I should first of all point out to the hon. Lady what the chief constable of Greater Manchester police actually said. He said that

“the end result will be more resources put into frontline policing and a more efficient and effective service for the people of Greater Manchester.”

If she is going to mount her attack on the basis of police numbers falling, perhaps she will reflect on the fact that police numbers in Greater Manchester fell in the last year of the Labour Government.

Under the previous Government, more than 4,000 new offences were created—an average of 28 new offences for every month of that Government. Does my right hon. Friend agree that we should not have a deluge of new offences under this Government?

I agree with my hon. Friend that the previous Government’s record was repeatedly to introduce criminal justice Bills and to create more and more offences. This Government want to ensure that the police can focus on crime fighting rather than on form writing and the bureaucracy that they were landed with by the previous Government.

As the British crime survey was established by the previous Conservative Administration to produce greater accuracy in assessing levels of crime, why does the right hon. Gentleman not show the same courage as the former Home Secretary, now Lord Howard, and simply admit that crime went up inexorably until 1995, and that since then, on the Conservative’s own measure, crime has consistently fallen to one of the lowest levels that we have seen in three decades?

I note that on the right hon. Gentleman’s measure, crime started to fall two years before the advent of a Labour Government. He knows as well as I do that the British crime survey excludes important crimes—those against young people and property—and we therefore believe it is important that we have measures in which the public can have confidence. That is why we have asked the national statistician to conduct an independent review of those matters. I urge him and Opposition Members to join us in giving evidence to the national statistician. Let us reach a measure in which we can all trust and have confidence.

Does my right hon. Friend agree that a DNA database, CCTV cameras and having as many criminals in prison as possible all contribute to a reduced level of crime? Would he like to comment on what impact the Government’s plans will have on levels of crime in future?

As so often, I do not agree entirely with my hon. Friend. Of course, the national DNA database and CCTV are important, but it is equally important that there is proper governance of them and that we achieve a proper balance between civil liberties and crime-fighting measures.

It is a pleasure to be working once again opposite the Secretary of State, the right hon. Member for Maidenhead (Mrs May). I am only sorry not to be asking my first Home Affairs question of her.

The Minister for Policing and Criminal Justice said that there is no link between the number of police officers and the level of crime. However, the Birmingham Mail has reported that some parts of Birmingham have already seen a recruitment freeze, a cut in the number of officers in the neighbourhood team and a significant increase in the number of burglaries in the past nine months. The local police, who are being put in a very difficult position by the Government, have said that they are struggling to fight crime in the area as a result. Does he still stand by his claim or will he admit, to the police and the public, that he has got it wrong?
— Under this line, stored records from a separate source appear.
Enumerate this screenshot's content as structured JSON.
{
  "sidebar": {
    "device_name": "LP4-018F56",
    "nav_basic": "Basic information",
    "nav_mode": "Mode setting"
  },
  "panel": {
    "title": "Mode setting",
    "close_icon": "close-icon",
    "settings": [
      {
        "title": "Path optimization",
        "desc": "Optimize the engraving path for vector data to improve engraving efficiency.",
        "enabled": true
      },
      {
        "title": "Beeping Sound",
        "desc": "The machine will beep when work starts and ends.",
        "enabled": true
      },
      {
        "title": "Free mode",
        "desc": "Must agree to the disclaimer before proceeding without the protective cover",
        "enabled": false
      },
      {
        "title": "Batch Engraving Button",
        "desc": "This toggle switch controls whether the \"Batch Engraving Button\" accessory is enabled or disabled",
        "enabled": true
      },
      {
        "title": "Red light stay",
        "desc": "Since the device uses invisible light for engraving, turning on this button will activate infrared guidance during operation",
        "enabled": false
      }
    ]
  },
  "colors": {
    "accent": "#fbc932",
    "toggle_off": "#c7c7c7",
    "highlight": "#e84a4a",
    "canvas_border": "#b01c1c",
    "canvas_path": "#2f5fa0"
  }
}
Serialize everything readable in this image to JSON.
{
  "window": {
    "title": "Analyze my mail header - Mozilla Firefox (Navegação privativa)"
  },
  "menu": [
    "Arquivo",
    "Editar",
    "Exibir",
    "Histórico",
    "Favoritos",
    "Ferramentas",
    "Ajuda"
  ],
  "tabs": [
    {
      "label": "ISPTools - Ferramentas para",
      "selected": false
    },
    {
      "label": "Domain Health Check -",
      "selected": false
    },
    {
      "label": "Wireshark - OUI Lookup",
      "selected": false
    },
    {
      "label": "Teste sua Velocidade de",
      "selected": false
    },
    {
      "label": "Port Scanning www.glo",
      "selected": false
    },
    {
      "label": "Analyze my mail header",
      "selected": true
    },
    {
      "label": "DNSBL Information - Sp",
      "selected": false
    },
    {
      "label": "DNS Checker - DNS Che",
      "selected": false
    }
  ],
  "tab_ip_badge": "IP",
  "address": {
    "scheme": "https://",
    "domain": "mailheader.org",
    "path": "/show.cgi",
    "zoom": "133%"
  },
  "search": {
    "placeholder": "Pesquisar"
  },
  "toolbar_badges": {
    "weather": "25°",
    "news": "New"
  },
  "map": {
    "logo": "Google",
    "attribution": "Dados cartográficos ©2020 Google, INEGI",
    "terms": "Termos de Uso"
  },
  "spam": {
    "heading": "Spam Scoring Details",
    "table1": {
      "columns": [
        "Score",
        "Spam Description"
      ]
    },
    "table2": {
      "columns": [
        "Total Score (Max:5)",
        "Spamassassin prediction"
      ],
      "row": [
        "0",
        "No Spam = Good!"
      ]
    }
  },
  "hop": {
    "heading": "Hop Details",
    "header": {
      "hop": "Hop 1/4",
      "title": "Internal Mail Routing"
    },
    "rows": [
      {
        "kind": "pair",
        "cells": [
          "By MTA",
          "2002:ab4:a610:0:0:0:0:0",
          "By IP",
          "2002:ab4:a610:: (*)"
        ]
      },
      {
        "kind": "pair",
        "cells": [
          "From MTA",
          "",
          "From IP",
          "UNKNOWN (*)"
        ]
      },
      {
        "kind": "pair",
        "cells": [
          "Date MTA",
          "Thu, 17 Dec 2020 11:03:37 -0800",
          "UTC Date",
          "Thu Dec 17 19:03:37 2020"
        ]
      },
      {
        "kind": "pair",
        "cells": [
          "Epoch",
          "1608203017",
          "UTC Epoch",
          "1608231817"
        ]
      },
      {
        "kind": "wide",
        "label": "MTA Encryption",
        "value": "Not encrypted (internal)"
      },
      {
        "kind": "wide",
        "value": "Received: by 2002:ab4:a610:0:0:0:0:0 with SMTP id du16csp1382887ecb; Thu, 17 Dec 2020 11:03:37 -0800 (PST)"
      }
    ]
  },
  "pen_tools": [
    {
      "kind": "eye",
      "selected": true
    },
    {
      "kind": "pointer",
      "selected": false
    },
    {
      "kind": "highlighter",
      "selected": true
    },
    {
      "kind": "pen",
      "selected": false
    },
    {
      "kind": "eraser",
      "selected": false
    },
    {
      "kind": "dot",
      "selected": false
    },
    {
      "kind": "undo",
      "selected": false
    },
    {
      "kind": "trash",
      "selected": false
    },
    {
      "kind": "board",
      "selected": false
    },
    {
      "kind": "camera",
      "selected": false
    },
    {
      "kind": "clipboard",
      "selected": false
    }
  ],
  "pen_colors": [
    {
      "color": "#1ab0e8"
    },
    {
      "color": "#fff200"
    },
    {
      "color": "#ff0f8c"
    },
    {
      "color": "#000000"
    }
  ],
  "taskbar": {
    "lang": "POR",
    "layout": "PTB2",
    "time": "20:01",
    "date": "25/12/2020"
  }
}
May I first welcome the right hon. Lady to her post? I look forward to debating these issues with her, although I hope she will not follow the poor example of her successor—[Laughter.] I mean her predecessor. I hope that she will not follow his poor example by partially quoting Government Members. I did not say that there was no link, and she should know that. Instead, I should point out something said by somebody with whom I believe she has regular conversations: that this was a tighter environment for police spending, and would be under any Government. That was what the new shadow Chancellor said to the Home Affairs Committee on 22 November 2010, when he was shadow Home Secretary.